You could use Slice Fractions as a way to reinforce concepts. Each puzzle can be solved an unlimited number of times, so once all levels are unlocked, kids can share devices. But keep in mind that they won't be able to win their own badges or hats, so you may have to come up with your own way to track students' progress and possibly provide motivational rewards. Kids could also work in small groups, taking turns to solve a puzzle or working collaboratively to solve a particularly challenging level. Since learning is so closely tied in with gameplay, it's a good idea to follow up with a discussion of the concepts that were covered in each stage of the game. There is a downloadable Teacher's Guide with excellent summaries of the learning objectives and some great suggestions for integrating the game into the classroom.

Continue readingSlice Fractions: School Edition is a series of leveled math puzzles that require kids to strategically slice and drop parts of a whole, teaching them about fractions. There are three main stages of learning, and each stage has several puzzles that increase in difficulty and cover different skills. In the first level, Split Groups, the puzzles teach kids how to split groups and shapes into equal shares, understand that shapes can be compared to a common whole, and understand that upper symbols (which represent numerators) count equal parts. In the second level, Slice Shapes, kids learn how to read fractions and interpret a numerator and denominator. The third level, Shape Comparison, teaches kids how to order fractions, make equivalent fractions, and subtract fractions from 1. Kids earn silly hats for the mammoth and badges of achievement as they complete stages in each level. There's no penalty for getting a puzzle wrong the first time, so kids can keep trying until they succeed.
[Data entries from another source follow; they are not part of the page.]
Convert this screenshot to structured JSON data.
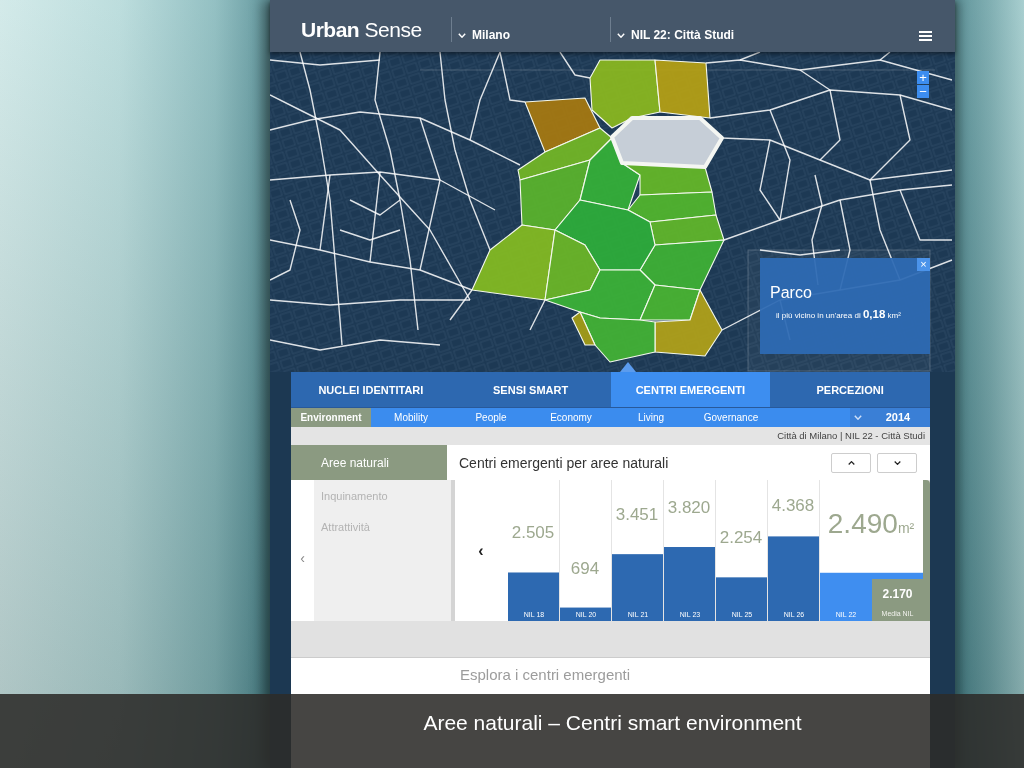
{
  "header": {
    "logo": "**Urban** Sense",
    "selectors": [
      {
        "value": "Milano"
      },
      {
        "value": "NIL 22: Città Studi"
      }
    ]
  },
  "map": {
    "zoom_controls": [
      "+",
      "−"
    ],
    "popup": {
      "title": "Parco",
      "detail": "il più vicino in un'area di **0,18** km²",
      "close": "×"
    }
  },
  "tabs": [
    {
      "label": "NUCLEI IDENTITARI",
      "selected": false
    },
    {
      "label": "SENSI SMART",
      "selected": false
    },
    {
      "label": "CENTRI EMERGENTI",
      "selected": true
    },
    {
      "label": "PERCEZIONI",
      "selected": false
    }
  ],
  "subtabs": [
    {
      "label": "Environment",
      "selected": true
    },
    {
      "label": "Mobility",
      "selected": false
    },
    {
      "label": "People",
      "selected": false
    },
    {
      "label": "Economy",
      "selected": false
    },
    {
      "label": "Living",
      "selected": false
    },
    {
      "label": "Governance",
      "selected": false
    }
  ],
  "year_selector": {
    "value": "2014"
  },
  "breadcrumb": "Città di Milano | NIL 22 - Città Studi",
  "categories": {
    "back": "‹",
    "items": [
      {
        "label": "Aree naturali",
        "selected": true
      },
      {
        "label": "Inquinamento",
        "selected": false
      },
      {
        "label": "Attrattività",
        "selected": false
      }
    ]
  },
  "panel": {
    "title": "Centri emergenti per aree naturali",
    "chart": {
      "prev": "‹",
      "unit": "m²",
      "bars": [
        {
          "selected": false
        },
        {
          "selected": false
        },
        {
          "selected": false
        },
        {
          "selected": false
        },
        {
          "selected": false
        },
        {
          "selected": false
        },
        {
          "selected": true
        }
      ],
      "average": {
        "value": "2.170",
        "label": "Media NIL",
        "level": 0.87
      },
      "chart_data": {
        "type": "bar",
        "categories": [
          "NIL 18",
          "NIL 20",
          "NIL 21",
          "NIL 23",
          "NIL 25",
          "NIL 26",
          "NIL 22"
        ],
        "values": [
          2505,
          694,
          3451,
          3820,
          2254,
          4368,
          2490
        ],
        "value_labels": [
          "2.505",
          "694",
          "3.451",
          "3.820",
          "2.254",
          "4.368",
          "2.490"
        ]
      }
    }
  },
  "explore_link": "Esplora i centri emergenti",
  "caption": "Aree naturali – Centri smart environment"
}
Kids can learn about fraction concepts including part-to-whole relationships, numerator and denominator notations, equivalent fractions, ordering fractions, and subtracting fractions from 1. Kids have to solve puzzles by slicing shapes into a specific number of parts and strategically dropping the parts so they crush obstacles in a mammoth's path. But if kids drop too many parts, the path won't be adequately cleared and they'll have to start over. Learning is progressive, as kids start by slicing and dropping just to get a feel for the game. As difficulty increases, kids have to slice ice or lava into the correct number of sections and drop the sections to match fractions on the ground below. By working with fraction models and numerical representations, kids can build a strong conceptual understanding of fractions that will be extremely useful as they move to higher grades. Kids also have to think strategically and use problem-solving skills, which they can apply to many disciplines or real-world situations. The app is nicely aligned to a handful of Common Core Math Standards, so teachers will appreciate this added value. This school edition has a menu that organizes the learning progression into clear categories, which is very helpful. It would be great if kids or teachers could create user profiles to track individual student progress and performance.